But you can . . .
I love the analogy of ballroom dance as a picture of the marriage relationship, but I despised the idea of dancing. You couldn’t make me do it. Sometimes when Roxann and I were home alone, she would beg me, “PLEEEESE. Just dance with me a LITTLE.” I stood there in the middle of the kitchen floor like a stone statue. She’d take my hands and tried to show me how to move my feet. Occasionally, she shoved a little. But you can’t make someone dance if they don’t want to. Years later, I decided I wanted to learn and Roxann quickly accepted my invitation.*
Now, what if you’re married and your spouse “doesn’t want to dance” in marriage?

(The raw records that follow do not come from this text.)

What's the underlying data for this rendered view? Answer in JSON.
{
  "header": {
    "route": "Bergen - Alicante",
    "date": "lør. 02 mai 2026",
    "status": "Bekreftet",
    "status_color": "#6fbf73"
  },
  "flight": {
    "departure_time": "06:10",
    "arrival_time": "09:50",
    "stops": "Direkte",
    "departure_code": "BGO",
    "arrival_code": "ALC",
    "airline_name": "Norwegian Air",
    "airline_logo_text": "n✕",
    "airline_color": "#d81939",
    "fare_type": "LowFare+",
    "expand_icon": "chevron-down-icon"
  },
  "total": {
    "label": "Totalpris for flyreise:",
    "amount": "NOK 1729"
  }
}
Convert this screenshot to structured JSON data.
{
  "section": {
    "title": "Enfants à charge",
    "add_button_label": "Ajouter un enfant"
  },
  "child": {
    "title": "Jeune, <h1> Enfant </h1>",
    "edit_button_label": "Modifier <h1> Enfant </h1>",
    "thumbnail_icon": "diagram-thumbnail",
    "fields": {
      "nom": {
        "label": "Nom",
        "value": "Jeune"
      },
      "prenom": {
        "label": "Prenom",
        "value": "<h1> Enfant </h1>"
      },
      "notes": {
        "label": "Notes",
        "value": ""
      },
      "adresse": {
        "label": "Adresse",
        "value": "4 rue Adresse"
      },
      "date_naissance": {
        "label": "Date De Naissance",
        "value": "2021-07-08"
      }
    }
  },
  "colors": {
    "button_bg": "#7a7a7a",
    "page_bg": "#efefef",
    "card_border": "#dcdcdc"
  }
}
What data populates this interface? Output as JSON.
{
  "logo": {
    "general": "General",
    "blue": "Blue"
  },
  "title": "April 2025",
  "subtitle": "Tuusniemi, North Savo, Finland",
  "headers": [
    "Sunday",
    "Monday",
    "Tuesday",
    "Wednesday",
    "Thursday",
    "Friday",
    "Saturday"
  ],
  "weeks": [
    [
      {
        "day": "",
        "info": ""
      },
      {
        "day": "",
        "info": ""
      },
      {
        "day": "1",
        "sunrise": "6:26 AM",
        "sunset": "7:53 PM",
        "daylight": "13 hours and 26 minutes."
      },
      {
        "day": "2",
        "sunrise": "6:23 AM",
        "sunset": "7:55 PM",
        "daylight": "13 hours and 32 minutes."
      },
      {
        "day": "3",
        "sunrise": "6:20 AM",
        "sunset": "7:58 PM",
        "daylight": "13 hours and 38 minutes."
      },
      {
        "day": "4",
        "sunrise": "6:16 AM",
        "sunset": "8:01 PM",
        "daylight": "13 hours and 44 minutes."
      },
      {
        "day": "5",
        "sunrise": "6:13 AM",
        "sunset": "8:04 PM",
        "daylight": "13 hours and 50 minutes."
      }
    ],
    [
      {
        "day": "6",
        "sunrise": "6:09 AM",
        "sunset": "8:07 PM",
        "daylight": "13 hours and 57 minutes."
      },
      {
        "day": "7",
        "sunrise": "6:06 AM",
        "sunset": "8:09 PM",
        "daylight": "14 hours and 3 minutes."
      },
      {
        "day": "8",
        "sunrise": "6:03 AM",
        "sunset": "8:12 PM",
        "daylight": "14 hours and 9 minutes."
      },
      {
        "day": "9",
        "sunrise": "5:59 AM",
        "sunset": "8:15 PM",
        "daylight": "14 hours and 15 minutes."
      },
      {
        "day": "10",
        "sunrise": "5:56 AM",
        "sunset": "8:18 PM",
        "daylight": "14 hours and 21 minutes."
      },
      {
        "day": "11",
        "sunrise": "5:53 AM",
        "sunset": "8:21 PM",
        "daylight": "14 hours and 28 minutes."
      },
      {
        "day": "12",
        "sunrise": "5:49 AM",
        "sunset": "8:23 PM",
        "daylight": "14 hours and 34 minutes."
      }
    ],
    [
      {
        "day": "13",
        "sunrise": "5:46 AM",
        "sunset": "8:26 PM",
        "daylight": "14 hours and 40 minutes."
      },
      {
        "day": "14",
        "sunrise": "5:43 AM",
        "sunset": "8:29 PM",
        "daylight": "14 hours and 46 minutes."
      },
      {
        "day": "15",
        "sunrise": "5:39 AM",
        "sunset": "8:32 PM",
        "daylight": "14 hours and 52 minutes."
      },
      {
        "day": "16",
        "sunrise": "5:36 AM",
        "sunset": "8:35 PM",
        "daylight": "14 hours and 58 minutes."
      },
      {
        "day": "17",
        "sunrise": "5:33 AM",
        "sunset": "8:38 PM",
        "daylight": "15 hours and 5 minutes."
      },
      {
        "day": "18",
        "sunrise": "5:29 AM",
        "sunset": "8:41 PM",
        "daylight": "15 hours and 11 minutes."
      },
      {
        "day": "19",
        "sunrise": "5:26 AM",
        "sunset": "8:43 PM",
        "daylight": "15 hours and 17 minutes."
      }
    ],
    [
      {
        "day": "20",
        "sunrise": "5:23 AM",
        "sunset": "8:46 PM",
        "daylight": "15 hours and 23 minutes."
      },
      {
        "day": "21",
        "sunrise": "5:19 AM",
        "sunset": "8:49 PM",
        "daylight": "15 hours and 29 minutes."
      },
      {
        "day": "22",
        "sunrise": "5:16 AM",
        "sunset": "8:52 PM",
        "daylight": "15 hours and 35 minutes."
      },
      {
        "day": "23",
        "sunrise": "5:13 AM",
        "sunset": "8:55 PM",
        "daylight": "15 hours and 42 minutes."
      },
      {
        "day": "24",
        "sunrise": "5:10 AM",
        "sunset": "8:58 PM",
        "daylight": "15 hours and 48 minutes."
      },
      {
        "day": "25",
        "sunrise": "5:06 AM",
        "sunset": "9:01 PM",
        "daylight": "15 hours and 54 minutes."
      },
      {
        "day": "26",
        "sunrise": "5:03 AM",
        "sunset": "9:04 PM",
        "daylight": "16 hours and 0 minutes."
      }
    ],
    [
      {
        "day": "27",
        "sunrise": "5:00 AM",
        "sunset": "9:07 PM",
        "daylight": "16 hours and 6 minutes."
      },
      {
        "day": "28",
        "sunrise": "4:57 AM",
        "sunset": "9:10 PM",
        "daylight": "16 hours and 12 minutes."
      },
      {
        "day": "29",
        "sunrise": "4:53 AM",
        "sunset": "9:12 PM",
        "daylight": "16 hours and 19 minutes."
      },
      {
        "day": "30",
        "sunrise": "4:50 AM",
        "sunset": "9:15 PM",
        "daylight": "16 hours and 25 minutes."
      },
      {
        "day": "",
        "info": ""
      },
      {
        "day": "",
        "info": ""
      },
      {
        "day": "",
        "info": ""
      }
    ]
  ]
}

You long for deep conversations, shared activities, and mutual friendships. But your spouse is content with watching the game(s) on TV, immersing themselves in Facebook, going fishing or shopping all day. You try to chat, suggest going to the fair, the new hit movie, or getting together with friends but they think everything is fine as it is—and you don’t. You’re lonely and disappointed. What do you do now?
Here are a few ideas:
- The clear first idea is that you should pray and continue praying. If God wants to change someone, God usually starts slowly, giving them time to change. Luke 11:9-10 says: “Ask and it will be given to you; seek and you will find; knock and the door will be opened to you. For everyone who asks receives; the one who seeks finds; and to the one who knocks, the door will be opened.” Don’t get discouraged. It takes God some time and He may want to increase the pressure slowly. God usually allows us to make our own decisions. He doesn’t override our will, why should He override your spouse’s? Don’t give up or get discouraged. God wants extraordinary marriages. But it takes time. For inspiration, you might also want to watch the Kendrick Brothers’ excellent movie War Room.
- Realize that you may be directly affected by how God uses His persuasion to change your mate. The situation may get worse before it gets better. Sometimes God uses suffering as a megaphone to get our attention. Allowing difficult consequences to mold your mate may affect you. Be careful not to get in the way of or seek to avoid God’s consequences. Don’t become a rescuer, enabler, or co-dependent. It’s not your responsibility to relieve the suffering. Let him/her deal with God.
- You have a responsibility to tell your spouse how you feel, patiently, kindly and with wisdom. Yelling, stomping or throwing a fit is counterproductive. Communicate that you want an extraordinary marriage. Stasi Eldredge tells the story of trying to run an entire household with three little boys on her own because her husband, John, was doing a lot of traveling at that point in his life. Her words to him were respectful and non-accusatory—but clear. She simply said, “John, I need you.” It’s not fair to let your marriage sour or wilt because you haven’t clearly stated that you desire more.
Whatever your level of happiness in your marriage right now—desperate, stable, or highly satisfied—God has more for you. The ideas apply to your marriage at any of the levels. I’ll have a few more ideas for you to try next week.
*If you are curious about why I changed my mind and decided to learn to dance, the story is on page 9 of our book The Marriage Dance.